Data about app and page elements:
┌──
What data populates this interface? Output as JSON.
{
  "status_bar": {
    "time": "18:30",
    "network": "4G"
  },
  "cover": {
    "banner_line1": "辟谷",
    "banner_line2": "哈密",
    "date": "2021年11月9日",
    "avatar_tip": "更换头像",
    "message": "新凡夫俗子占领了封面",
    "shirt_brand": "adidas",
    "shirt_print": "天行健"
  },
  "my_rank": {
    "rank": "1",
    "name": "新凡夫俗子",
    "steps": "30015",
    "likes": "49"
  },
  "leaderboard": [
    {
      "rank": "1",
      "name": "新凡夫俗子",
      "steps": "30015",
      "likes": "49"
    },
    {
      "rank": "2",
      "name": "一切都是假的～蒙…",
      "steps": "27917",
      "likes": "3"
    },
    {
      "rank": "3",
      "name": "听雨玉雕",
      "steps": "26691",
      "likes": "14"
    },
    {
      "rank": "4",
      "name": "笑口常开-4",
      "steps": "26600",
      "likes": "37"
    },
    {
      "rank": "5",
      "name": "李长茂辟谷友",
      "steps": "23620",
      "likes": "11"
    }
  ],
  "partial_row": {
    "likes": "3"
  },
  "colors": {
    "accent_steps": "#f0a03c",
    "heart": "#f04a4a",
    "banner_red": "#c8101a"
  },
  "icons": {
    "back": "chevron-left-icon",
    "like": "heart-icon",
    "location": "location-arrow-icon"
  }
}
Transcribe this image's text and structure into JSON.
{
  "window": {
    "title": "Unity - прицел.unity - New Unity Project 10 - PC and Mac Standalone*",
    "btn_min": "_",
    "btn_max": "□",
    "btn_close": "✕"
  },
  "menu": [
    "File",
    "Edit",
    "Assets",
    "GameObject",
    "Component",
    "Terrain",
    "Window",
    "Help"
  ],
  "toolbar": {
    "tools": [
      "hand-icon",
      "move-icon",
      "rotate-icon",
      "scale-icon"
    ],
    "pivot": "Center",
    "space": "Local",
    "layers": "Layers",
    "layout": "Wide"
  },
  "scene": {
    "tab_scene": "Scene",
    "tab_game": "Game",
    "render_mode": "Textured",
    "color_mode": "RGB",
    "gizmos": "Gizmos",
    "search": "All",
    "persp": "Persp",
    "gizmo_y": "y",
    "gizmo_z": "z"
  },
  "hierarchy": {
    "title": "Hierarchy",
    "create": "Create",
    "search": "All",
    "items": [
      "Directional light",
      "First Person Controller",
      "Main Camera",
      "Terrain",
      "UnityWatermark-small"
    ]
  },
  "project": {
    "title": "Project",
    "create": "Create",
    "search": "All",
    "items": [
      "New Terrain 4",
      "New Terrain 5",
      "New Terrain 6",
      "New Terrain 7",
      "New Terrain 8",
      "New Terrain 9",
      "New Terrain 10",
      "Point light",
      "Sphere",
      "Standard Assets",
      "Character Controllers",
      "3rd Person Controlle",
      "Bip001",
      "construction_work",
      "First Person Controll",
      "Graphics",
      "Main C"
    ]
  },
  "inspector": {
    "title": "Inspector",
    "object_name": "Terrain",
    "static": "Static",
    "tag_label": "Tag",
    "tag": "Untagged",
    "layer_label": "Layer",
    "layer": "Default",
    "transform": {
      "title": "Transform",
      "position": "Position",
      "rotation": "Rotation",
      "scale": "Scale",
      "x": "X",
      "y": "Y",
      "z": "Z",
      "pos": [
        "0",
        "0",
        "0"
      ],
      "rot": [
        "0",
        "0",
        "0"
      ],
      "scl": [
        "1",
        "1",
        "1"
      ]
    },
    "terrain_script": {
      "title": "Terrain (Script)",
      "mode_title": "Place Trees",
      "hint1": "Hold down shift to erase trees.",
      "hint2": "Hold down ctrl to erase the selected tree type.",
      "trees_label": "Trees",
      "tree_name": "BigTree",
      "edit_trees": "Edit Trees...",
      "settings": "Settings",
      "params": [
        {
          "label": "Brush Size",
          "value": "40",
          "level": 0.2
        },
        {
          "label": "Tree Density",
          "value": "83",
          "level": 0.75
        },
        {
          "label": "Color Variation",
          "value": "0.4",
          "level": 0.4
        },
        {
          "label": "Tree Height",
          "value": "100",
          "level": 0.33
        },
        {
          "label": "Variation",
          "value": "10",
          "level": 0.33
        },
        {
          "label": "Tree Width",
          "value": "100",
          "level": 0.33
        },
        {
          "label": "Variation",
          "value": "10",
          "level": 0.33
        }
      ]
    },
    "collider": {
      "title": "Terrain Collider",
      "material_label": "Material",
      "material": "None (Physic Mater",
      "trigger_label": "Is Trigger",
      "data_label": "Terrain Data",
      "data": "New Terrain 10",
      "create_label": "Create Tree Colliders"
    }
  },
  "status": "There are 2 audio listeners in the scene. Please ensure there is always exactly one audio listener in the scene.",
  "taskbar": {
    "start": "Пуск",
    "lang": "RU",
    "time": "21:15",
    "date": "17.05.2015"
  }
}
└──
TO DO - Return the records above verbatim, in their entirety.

EXERCISE ANSWER -
What data populates this interface? Output as JSON.
{
  "status_bar": {
    "time": "18:30",
    "network": "4G"
  },
  "cover": {
    "banner_line1": "辟谷",
    "banner_line2": "哈密",
    "date": "2021年11月9日",
    "avatar_tip": "更换头像",
    "message": "新凡夫俗子占领了封面",
    "shirt_brand": "adidas",
    "shirt_print": "天行健"
  },
  "my_rank": {
    "rank": "1",
    "name": "新凡夫俗子",
    "steps": "30015",
    "likes": "49"
  },
  "leaderboard": [
    {
      "rank": "1",
      "name": "新凡夫俗子",
      "steps": "30015",
      "likes": "49"
    },
    {
      "rank": "2",
      "name": "一切都是假的～蒙…",
      "steps": "27917",
      "likes": "3"
    },
    {
      "rank": "3",
      "name": "听雨玉雕",
      "steps": "26691",
      "likes": "14"
    },
    {
      "rank": "4",
      "name": "笑口常开-4",
      "steps": "26600",
      "likes": "37"
    },
    {
      "rank": "5",
      "name": "李长茂辟谷友",
      "steps": "23620",
      "likes": "11"
    }
  ],
  "partial_row": {
    "likes": "3"
  },
  "colors": {
    "accent_steps": "#f0a03c",
    "heart": "#f04a4a",
    "banner_red": "#c8101a"
  },
  "icons": {
    "back": "chevron-left-icon",
    "like": "heart-icon",
    "location": "location-arrow-icon"
  }
}
Transcribe this image's text and structure into JSON.
{
  "window": {
    "title": "Unity - прицел.unity - New Unity Project 10 - PC and Mac Standalone*",
    "btn_min": "_",
    "btn_max": "□",
    "btn_close": "✕"
  },
  "menu": [
    "File",
    "Edit",
    "Assets",
    "GameObject",
    "Component",
    "Terrain",
    "Window",
    "Help"
  ],
  "toolbar": {
    "tools": [
      "hand-icon",
      "move-icon",
      "rotate-icon",
      "scale-icon"
    ],
    "pivot": "Center",
    "space": "Local",
    "layers": "Layers",
    "layout": "Wide"
  },
  "scene": {
    "tab_scene": "Scene",
    "tab_game": "Game",
    "render_mode": "Textured",
    "color_mode": "RGB",
    "gizmos": "Gizmos",
    "search": "All",
    "persp": "Persp",
    "gizmo_y": "y",
    "gizmo_z": "z"
  },
  "hierarchy": {
    "title": "Hierarchy",
    "create": "Create",
    "search": "All",
    "items": [
      "Directional light",
      "First Person Controller",
      "Main Camera",
      "Terrain",
      "UnityWatermark-small"
    ]
  },
  "project": {
    "title": "Project",
    "create": "Create",
    "search": "All",
    "items": [
      "New Terrain 4",
      "New Terrain 5",
      "New Terrain 6",
      "New Terrain 7",
      "New Terrain 8",
      "New Terrain 9",
      "New Terrain 10",
      "Point light",
      "Sphere",
      "Standard Assets",
      "Character Controllers",
      "3rd Person Controlle",
      "Bip001",
      "construction_work",
      "First Person Controll",
      "Graphics",
      "Main C"
    ]
  },
  "inspector": {
    "title": "Inspector",
    "object_name": "Terrain",
    "static": "Static",
    "tag_label": "Tag",
    "tag": "Untagged",
    "layer_label": "Layer",
    "layer": "Default",
    "transform": {
      "title": "Transform",
      "position": "Position",
      "rotation": "Rotation",
      "scale": "Scale",
      "x": "X",
      "y": "Y",
      "z": "Z",
      "pos": [
        "0",
        "0",
        "0"
      ],
      "rot": [
        "0",
        "0",
        "0"
      ],
      "scl": [
        "1",
        "1",
        "1"
      ]
    },
    "terrain_script": {
      "title": "Terrain (Script)",
      "mode_title": "Place Trees",
      "hint1": "Hold down shift to erase trees.",
      "hint2": "Hold down ctrl to erase the selected tree type.",
      "trees_label": "Trees",
      "tree_name": "BigTree",
      "edit_trees": "Edit Trees...",
      "settings": "Settings",
      "params": [
        {
          "label": "Brush Size",
          "value": "40",
          "level": 0.2
        },
        {
          "label": "Tree Density",
          "value": "83",
          "level": 0.75
        },
        {
          "label": "Color Variation",
          "value": "0.4",
          "level": 0.4
        },
        {
          "label": "Tree Height",
          "value": "100",
          "level": 0.33
        },
        {
          "label": "Variation",
          "value": "10",
          "level": 0.33
        },
        {
          "label": "Tree Width",
          "value": "100",
          "level": 0.33
        },
        {
          "label": "Variation",
          "value": "10",
          "level": 0.33
        }
      ]
    },
    "collider": {
      "title": "Terrain Collider",
      "material_label": "Material",
      "material": "None (Physic Mater",
      "trigger_label": "Is Trigger",
      "data_label": "Terrain Data",
      "data": "New Terrain 10",
      "create_label": "Create Tree Colliders"
    }
  },
  "status": "There are 2 audio listeners in the scene. Please ensure there is always exactly one audio listener in the scene.",
  "taskbar": {
    "start": "Пуск",
    "lang": "RU",
    "time": "21:15",
    "date": "17.05.2015"
  }
}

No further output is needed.